You can expect a lot of the post-rock bands, especially those who were already in-tune with tragedy and the world around them, to take dark turns in the next few years. This is simply due to the fact that, you know, things are about to get much, much worse for pretty much everyone living on this planet and it could have been prevented. Post-rock, as mentioned above, is often already in-tune to the myriad of ways in which humanity abuses itself. Take We Lost the Sea‘s previous album for example, Departure Songs. It was certainly forged in the suffocating deluge of personal loss but also touched on human folly, bravery, hope, and cruelty. Its tracks covered the Challenger disaster, the “Bogatyri” (a nickname for the brave divers who gave up their lives to save Europe during the Chernobyl disaster), and, in general, our often doomed attempts to escape/live on the only planet we know.
Their upcoming release, Triumph & Disaster, builds on these somber foundations and injects them with an even greater sense of urgency. This comes across in a few ways but firstly and mainly in the song structure; gone are the longer, more ethereal sprawling passages of Departure Songs, replaced with passages which sound much more urgent. Take the opening track, “Towers”, for example; where Departure Songs might have created wide moments of charged quiet, “Towers” fills its intermissions with tremolo picking and incisive piano. This reminds us of acts like Mono (in the middle of their career) and Australian compatriots Tangled Thoughts of Leaving. When it’s time for these transitions to collapse into the track’s more energetic crescendos, however, the We Lost the Sea sound comes in through and through, creating those massive crashes and emotional twists and turns they are well known for. The contrast created will definitely feel familiar to fans of the genre and the band, the ponder-some buildups, the cavernous catharsis, but, on the whole, things feel more immediate, concise, and charged due to the reformed structure of things.
These ideas are also assisted by a change in tones. In general, the guitars are far more punchy on this album, channeling well the kind of melancholic fury that is one result of looking into the future and finding collapse. It’s a mode that very much becomes We Lost the Sea; it takes that grain of hope that their music and, indeed, much of post-rock always has at its sadder core and transforms into something incandescent. It also works very well the the drum sound, which has been mostly preserved from the previous release, the two approaches conspiring together to elevate the urgent and concise feeling of the album. The added reliance on piano and synths, always present in previous releases but even more dominant here, also introduces a new layer of complexity to the music. On tracks like “A Beautiful Collapse”, the synths are used a la 65daysofstatic to augment and power-up the main riff of the track, while on the more contemplative “Distant Shores” they’re used to instill a broader feeling of nostalgia and lazy thought.

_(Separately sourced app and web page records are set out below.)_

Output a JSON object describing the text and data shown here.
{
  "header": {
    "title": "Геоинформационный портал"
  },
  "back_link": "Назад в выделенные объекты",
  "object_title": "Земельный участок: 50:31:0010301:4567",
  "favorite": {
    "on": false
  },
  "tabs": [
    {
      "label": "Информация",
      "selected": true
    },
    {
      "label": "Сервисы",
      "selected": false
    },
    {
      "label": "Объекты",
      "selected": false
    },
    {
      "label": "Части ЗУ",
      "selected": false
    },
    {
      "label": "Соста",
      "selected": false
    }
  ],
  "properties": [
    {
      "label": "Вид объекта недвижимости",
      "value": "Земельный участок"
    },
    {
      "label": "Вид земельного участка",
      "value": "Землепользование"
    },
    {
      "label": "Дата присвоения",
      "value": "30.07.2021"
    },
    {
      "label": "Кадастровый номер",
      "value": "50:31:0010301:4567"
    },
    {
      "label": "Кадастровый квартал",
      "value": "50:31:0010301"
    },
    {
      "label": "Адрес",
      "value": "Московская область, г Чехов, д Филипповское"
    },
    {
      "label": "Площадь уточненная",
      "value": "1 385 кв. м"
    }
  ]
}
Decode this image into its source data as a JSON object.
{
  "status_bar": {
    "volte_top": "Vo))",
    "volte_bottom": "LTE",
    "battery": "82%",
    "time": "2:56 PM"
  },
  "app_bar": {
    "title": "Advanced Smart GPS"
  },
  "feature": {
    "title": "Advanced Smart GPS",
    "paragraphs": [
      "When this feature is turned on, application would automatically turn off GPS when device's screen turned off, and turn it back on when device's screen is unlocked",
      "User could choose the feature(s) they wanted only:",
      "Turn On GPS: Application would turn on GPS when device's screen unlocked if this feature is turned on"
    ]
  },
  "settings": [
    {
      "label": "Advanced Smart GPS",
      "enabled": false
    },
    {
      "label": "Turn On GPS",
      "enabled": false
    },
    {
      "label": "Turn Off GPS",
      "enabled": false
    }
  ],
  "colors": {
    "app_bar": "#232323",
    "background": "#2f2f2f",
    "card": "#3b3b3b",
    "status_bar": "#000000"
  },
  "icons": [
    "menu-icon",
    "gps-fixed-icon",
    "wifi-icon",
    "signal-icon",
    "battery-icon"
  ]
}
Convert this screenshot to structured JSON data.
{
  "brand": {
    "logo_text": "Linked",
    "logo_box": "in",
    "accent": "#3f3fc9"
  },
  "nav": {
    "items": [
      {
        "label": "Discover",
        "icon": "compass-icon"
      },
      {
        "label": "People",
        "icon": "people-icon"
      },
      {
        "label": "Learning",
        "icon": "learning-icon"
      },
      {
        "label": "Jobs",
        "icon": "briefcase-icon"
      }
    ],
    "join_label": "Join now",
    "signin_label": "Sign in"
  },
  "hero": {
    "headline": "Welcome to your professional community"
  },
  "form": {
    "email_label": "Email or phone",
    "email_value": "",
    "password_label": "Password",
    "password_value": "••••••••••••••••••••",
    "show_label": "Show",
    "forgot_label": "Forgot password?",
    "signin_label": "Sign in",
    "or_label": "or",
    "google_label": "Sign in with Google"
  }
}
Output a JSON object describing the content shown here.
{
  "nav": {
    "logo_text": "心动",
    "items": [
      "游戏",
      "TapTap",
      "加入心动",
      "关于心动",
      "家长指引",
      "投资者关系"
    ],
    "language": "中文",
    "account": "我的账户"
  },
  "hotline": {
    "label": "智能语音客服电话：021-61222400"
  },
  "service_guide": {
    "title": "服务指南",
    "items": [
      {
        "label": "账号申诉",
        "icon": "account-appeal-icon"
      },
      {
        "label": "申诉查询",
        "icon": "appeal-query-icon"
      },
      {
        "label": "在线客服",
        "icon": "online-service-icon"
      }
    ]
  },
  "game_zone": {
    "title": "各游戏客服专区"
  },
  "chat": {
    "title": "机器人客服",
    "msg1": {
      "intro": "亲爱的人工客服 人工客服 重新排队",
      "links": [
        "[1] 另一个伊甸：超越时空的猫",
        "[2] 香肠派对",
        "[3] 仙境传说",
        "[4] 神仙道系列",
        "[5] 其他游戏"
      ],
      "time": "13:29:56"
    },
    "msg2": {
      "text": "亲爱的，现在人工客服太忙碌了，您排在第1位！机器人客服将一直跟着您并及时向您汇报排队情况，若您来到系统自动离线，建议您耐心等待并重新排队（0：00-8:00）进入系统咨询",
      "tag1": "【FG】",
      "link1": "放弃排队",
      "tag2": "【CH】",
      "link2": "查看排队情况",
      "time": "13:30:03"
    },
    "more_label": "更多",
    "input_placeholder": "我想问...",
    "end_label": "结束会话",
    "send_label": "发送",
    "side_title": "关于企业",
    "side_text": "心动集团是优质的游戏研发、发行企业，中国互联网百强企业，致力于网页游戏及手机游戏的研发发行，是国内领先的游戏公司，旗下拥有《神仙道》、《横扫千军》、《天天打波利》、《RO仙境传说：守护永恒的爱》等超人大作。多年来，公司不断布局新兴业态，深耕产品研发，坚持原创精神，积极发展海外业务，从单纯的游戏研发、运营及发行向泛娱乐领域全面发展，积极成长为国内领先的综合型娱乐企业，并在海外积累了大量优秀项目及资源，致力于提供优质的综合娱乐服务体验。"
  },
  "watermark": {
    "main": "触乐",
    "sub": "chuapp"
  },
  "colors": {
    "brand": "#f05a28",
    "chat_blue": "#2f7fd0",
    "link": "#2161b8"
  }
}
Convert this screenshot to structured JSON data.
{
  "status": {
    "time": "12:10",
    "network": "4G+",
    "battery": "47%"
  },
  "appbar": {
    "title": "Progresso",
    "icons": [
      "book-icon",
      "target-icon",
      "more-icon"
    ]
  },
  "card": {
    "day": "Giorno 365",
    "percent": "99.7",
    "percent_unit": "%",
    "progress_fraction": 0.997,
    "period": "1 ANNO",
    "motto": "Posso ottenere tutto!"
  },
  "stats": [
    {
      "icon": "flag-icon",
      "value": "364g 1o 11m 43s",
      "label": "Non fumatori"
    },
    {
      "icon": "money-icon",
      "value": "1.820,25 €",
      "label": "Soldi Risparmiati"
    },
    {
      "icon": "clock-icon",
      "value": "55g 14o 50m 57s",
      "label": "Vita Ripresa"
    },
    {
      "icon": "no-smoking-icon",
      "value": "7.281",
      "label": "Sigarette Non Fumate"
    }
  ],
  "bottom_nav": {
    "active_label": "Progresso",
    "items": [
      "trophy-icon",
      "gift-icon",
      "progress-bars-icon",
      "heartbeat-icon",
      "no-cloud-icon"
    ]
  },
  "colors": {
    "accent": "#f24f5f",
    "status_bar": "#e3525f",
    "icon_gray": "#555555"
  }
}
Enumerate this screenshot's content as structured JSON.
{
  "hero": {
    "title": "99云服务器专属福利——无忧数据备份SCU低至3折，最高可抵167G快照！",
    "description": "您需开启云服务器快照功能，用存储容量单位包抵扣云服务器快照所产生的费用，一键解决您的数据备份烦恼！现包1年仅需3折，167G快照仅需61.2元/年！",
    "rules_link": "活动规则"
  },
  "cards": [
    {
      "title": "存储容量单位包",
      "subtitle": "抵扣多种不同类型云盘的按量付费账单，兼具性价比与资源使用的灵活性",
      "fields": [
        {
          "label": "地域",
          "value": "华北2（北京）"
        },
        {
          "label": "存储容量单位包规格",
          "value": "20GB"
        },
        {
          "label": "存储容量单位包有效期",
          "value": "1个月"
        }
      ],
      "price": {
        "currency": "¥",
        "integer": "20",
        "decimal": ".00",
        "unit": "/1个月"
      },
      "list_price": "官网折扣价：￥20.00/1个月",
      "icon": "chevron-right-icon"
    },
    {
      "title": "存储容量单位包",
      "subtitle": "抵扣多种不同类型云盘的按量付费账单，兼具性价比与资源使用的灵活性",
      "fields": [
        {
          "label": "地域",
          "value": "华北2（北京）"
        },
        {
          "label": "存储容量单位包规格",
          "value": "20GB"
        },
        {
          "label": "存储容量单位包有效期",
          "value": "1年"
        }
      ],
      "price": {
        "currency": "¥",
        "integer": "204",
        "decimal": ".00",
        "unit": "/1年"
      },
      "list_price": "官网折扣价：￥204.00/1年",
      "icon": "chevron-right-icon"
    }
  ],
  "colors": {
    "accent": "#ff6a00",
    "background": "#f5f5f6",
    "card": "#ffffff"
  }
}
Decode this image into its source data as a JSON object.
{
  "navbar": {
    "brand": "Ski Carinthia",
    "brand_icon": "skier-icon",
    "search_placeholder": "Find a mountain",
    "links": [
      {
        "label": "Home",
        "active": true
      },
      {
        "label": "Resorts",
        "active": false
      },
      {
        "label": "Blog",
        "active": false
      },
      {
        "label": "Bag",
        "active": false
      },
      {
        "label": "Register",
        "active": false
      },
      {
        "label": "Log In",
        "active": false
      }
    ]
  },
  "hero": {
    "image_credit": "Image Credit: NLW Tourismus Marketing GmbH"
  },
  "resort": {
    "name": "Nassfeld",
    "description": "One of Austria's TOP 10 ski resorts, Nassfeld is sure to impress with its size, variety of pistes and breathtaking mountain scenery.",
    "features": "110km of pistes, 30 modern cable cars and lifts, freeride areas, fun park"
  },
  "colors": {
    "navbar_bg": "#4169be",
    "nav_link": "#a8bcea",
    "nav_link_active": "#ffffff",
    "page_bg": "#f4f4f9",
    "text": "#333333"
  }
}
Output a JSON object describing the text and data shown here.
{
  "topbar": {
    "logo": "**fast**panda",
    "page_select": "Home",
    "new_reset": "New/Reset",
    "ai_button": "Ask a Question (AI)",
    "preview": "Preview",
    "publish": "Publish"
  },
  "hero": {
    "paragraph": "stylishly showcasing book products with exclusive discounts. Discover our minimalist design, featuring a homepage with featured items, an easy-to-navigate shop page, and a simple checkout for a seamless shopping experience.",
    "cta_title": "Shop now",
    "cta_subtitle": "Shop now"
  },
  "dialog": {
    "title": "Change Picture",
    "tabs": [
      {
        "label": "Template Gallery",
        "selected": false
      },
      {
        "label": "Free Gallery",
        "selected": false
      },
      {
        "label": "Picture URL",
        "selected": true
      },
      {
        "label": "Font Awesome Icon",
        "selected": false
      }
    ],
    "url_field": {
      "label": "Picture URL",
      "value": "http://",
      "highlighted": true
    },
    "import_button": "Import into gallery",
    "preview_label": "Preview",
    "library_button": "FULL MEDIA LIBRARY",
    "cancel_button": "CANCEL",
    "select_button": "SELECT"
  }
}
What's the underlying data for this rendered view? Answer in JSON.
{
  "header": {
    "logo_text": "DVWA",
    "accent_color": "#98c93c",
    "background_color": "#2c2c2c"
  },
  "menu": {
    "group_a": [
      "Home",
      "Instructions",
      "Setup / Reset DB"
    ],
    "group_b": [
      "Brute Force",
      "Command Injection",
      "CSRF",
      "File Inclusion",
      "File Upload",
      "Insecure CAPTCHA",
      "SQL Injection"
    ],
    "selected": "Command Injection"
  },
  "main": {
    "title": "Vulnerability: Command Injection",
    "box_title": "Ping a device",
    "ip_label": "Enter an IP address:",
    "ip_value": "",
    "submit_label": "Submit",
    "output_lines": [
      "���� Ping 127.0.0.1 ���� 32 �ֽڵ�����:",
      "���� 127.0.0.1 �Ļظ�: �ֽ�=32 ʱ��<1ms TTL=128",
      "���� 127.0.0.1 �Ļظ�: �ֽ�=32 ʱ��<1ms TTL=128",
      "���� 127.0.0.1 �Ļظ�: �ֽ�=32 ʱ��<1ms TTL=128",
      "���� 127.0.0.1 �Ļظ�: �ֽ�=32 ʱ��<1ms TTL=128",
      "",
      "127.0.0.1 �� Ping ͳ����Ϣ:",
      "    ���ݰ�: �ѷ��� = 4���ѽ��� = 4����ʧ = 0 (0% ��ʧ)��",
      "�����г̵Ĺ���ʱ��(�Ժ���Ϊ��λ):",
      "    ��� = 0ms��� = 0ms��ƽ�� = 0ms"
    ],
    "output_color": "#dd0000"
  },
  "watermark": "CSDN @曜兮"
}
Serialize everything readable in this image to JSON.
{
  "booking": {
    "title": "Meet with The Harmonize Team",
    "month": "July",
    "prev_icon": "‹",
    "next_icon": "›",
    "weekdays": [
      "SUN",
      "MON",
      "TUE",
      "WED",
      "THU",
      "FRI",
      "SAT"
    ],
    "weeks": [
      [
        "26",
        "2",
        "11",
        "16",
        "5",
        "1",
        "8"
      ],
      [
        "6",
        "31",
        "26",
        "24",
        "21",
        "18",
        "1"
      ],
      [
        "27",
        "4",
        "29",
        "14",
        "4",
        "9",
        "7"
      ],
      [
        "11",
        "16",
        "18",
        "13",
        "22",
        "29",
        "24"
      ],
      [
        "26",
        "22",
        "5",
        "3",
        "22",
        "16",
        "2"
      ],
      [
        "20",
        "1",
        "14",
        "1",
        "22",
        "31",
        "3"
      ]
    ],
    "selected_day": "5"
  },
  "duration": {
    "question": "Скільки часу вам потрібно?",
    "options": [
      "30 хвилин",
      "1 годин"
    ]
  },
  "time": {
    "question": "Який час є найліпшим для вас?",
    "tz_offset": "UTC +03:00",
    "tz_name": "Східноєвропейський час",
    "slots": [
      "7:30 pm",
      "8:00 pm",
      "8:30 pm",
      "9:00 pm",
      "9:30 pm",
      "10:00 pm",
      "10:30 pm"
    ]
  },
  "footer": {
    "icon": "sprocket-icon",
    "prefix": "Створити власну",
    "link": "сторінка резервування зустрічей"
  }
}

This is perhaps another of the album’s strengths; the balance between quieter tracks like “Distant Shores” or the moving “Mothers Hymn” and heavier songs is much more careful and well-wrought. A good example is the hyper-impactful “The Last Sun”, which lies in between the two aforementioned tracks, guitars all bristling on the wavering horizon of wherever this album is taking us. This is where the darker tones also get re-introcuded, as they do on many points throughout the album, always keeping us on our toes. Where previous releases let us sink into melancholy and then surface again for the crescendo’s air, making us drunk on musical oxygen, Triumph & Disaster keeps us on the verge of running out of breath constantly, giving us bursts of overwhelming breath, pain, hope, melancholy, and a bright sense of release throughout the album.
Who knows if the narrative I drew out above is “correct”? Who know if the band were “really” motivated by climate change? I’ll posit to you that it doesn’t really matter; music is made in the context between the artist and the listener (which is not much of an answer, I know). But what is certain and beyond doubt is that as time goes on, we will need more music that is honest, emotional, and which allows us to expose our own feelings to ourselves. Music which sees the future for what it is and yet still finds the energy to hope, mourn, rage, grieve, and believe. And that, perhaps more than any of their previous releases, is what We Lost the Sea accomplish on Triump & Disaster. The very name of the album hints at it and the music speaks on that promise for itself. It is, narratives aside, an extremely accomplished post-rock album, full of variety and meaningful impact. It is, narratives aside, We Lost the Sea’s finest album to date.